Ace: “Nothing ever happens here.”
I just spotted Emmerdale actress Adele Silva as Squeak. A lot of actors/writers from that show have worked in various mediums of Doctor Who.
The Doctor: “What happens when the lion comes out?”
Shopkeeper: “What lion?”
The Doctor: “Better get your running shoes on.”
Ace: “People don’t just vanish.”
Ange: “You did.”
Ace: “That was different.”
Originally if this show had gotten another season, Ace would’ve left halfway through it and we’d have gotten a cat burglar for a companion.
Ace: “Nothing’s invincible.”
Midge: “That’s right, Ace. You tell us. You sort them out.”
Ace (re The Master): “Do you know any nice people? Ordinary people. Not power crazed nutters trying to take over the galaxy.”
The Doctor: “I don’t think he’s trying to take over the galaxy.”
In a twisted way, you almost wonder if The Doctor wasn’t so resistant to helping The Master in distress, would it actually change The Master in some ways?
The Doctor: “Why did you bring me here?”
The Master: “I need your help.”
Ace: “I thought cats hated water.”
Karra: “I’m not a cat, I’m Karra. I’m your sister.”
Ace: “No I’m not. Why do you keep calling me that?”
Karra is played by Lisa Bowerman who will go on to play novel and audio companion Bernice Summerfield.
Karra: “When I’m hungry, I hunt. When I hunt, I eat.”
Ace: “Would you eat me?”
The Master: “You are my hunting dog, Midge. You’re my teeth for my trap. Trust me, Midge. Trust me.”
Midge: “Yes. Trust me Midge.”
Some of the original titles for this serial were “Cat Flap” and “Blood Hunt” but I think “Survival” is a better title.
Karra: “I can run into the dark. Run forever.”
Ace: “Just wait. I’ll get you something.”
Karra: “Good hunting sister.”
The Master: “It seems we must always meet again.”
The Doctor: “Well they do say opposites attract.”
Judging by that line and some stuff from “The Mark Of The Rani”, no wonder Russell T. Davies had absolutely no problems with playing with the homoerotic tension between The Doctor and The Master in “Utopia”, “The Sound Of Drums” and “Last Of The Time Lords”.

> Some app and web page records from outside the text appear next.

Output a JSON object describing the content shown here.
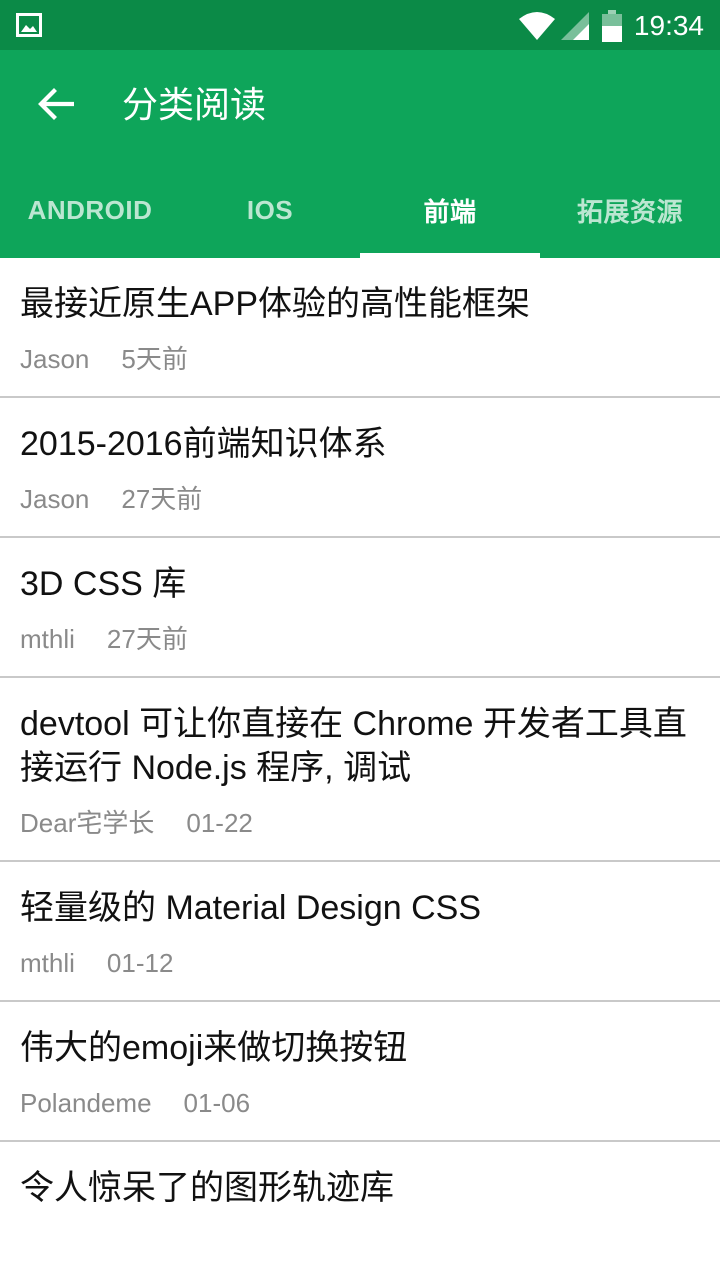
{
  "status_bar": {
    "time": "19:34",
    "icons": [
      "image-icon",
      "wifi-icon",
      "signal-icon",
      "battery-icon"
    ],
    "color": "#0b8a47"
  },
  "app_bar": {
    "title": "分类阅读",
    "color": "#0ea55a",
    "back_icon": "arrow-left-icon"
  },
  "tabs": [
    {
      "label": "ANDROID",
      "active": false
    },
    {
      "label": "IOS",
      "active": false
    },
    {
      "label": "前端",
      "active": true
    },
    {
      "label": "拓展资源",
      "active": false
    }
  ],
  "articles": [
    {
      "title": "最接近原生APP体验的高性能框架",
      "author": "Jason",
      "time": "5天前"
    },
    {
      "title": "2015-2016前端知识体系",
      "author": "Jason",
      "time": "27天前"
    },
    {
      "title": "3D CSS 库",
      "author": "mthli",
      "time": "27天前"
    },
    {
      "title": "devtool 可让你直接在 Chrome 开发者工具直接运行 Node.js 程序, 调试",
      "author": "Dear宅学长",
      "time": "01-22"
    },
    {
      "title": "轻量级的 Material Design CSS",
      "author": "mthli",
      "time": "01-12"
    },
    {
      "title": "伟大的emoji来做切换按钮",
      "author": "Polandeme",
      "time": "01-06"
    },
    {
      "title": "令人惊呆了的图形轨迹库",
      "author": "",
      "time": ""
    }
  ]
}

The Doctor: “There are worlds out there where the sky is burning, where the sea is asleep and the rivers dream. People made of smoke and cities made of song. Somewhere there's danger, somewhere there's injustice, and somewhere else the tea is getting cold. Come on, Ace, we've got work to do.”
This was released on DVD in April 2007 with some excellent extras including a fan commentary as well as one from Sylvester McCoy and Sophie Aldred. The “Endgame” featurette is a must see too.

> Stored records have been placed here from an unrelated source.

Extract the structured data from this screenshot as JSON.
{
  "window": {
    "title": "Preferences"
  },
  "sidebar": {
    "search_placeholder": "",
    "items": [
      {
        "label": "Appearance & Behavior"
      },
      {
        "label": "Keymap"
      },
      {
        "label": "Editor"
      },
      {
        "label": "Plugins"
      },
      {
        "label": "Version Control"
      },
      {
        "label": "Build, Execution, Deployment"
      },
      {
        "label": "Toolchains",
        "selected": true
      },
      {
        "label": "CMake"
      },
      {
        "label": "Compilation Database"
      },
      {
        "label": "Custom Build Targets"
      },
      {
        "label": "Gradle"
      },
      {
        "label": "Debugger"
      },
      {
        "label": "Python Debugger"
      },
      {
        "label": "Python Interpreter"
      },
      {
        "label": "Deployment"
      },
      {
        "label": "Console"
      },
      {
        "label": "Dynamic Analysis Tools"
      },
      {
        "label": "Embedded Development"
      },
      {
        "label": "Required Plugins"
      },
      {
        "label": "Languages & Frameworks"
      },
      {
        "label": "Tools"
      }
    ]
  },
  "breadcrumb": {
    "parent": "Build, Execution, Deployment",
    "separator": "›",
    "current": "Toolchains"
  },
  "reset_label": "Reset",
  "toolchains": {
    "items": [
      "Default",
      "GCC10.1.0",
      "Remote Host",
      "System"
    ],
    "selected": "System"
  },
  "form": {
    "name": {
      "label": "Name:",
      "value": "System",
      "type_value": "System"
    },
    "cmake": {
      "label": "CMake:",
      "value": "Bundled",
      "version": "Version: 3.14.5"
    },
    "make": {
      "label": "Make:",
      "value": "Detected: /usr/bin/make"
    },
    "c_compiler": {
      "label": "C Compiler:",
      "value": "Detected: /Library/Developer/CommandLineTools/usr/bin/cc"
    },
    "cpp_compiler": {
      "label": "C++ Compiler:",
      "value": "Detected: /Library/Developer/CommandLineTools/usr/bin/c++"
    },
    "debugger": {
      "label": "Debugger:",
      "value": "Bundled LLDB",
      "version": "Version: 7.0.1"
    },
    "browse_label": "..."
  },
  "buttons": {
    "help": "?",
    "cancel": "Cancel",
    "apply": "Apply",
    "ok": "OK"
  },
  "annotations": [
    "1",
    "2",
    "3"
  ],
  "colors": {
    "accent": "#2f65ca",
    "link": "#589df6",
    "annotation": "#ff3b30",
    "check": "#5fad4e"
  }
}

“Survival” may not be the kind of serial you would expect a long running series like Doctor Who to end with but as series finales go, I actually like this a little more than other shows who know in advance that they are about to end and still don’t produce anything satisfying. Bringing back The Master is a good way to end it and the Cheetah plot overall works for me. Plus in terms of DVD releases, the extras really do go all out.
Rating: 9 out of 10.